"Immediately, we want Toya to build relationships, learn about Worthington Schools, and we're super excited that she's becoming a member of our Worthington Schools community, not only as a leader but also as a parent."
Her annual salary is $117,239, and her benefits contributions will be at least $12,896, though that could increase by up to $24,000 depending on the insurance options she selects, according to district spokeswoman Vicki Gnezda.
A native of Warren, Spencer earned her bachelor's degree from Kent State University and master's degree from Duquesne University.
Spencer said she spent nearly 20 years in the corporate world, starting out in merchandising for Abercrombie & Fitch and being promoted to human resources and then an executive position to "strengthen diversity, inclusion and cultural competencies across the organization," according to the Worthington Schools website, worthington.k12.oh.us.
She said she worked for other corporations, including Huntington Bancshares and Danaher Corp., where she worked in similar capacities and visited 20 countries in the process.
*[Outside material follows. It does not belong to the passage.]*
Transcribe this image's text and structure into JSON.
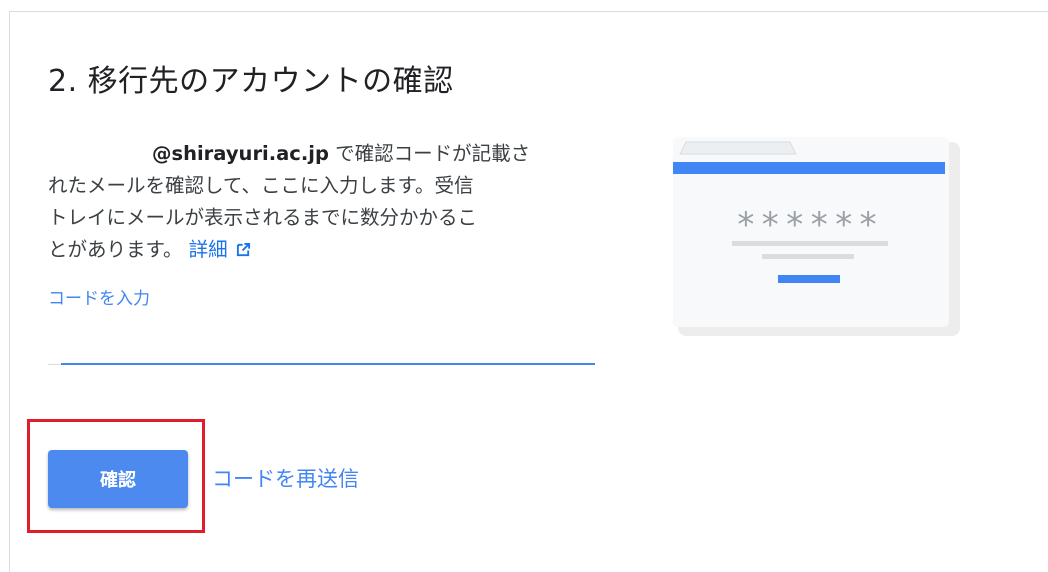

"I have no complaints," she said. "It was a great career. I just think life changes you, having children changes you and things become different.
"I knew the higher up I would move in the organization, the more demands there would be on my life, my personal life. I was at a crossroads."
Spencer is married to Mark Spencer, and they have a 6-year-old son, Langston. They live in Findlay but will move to Worthington in the next few weeks, she said.
In 2016, she said goodbye to the corporate life to spend time with her family.
Two years later, she started as a private contractor for a consultant teaching diversity, equity and inclusion in public schools.
"It just seemed to be more meaningful," she said.
Worthington recently has been a hub for community activists, Black Lives Matter protestors and a school board that has made some overtures to the Black community.
For example, the school board on July 27 voted 3-2 in favor of ending the district's school-resource officer program in which one full-time officer each was assigned to Thomas Worthington and Worthington Kilbourne high schools.
That decision brought criticism from some community members and praise from others.
Spencer said she was hesitant to comment on the situation because she had not started her job with the district.
"I have not arrived at my own personal opinion of where I stand on either side," she said. "I haven't because I feel I don't know enough information."
The board also approved a resolution declaring itself an antiracist district and one with a commitment to social justice.
Again, Spencer reserved commenting specifically on the subject but said, "What I can speak to is I think there is an acknowledgement of the district, the school board to say we can do better. And I think hiring me in this role is an acknowledgment of that and a step in the right direction."
She said she has a good framework for her job, given her past occupational experiences, that would be "adaptable to the district."
"However, I have to make sure I'm not being presumptuous in knowing what the needs of the community are," Spencer said.
Although diversity and inclusion have been emphasized on a corporate, government and civic level, equity is somewhat new to the conversation, she said.
Equity, Spencer said, is "creating equal access and opportunity to things. Additionally, with equity, you are organizing for the whole participation of all demographics."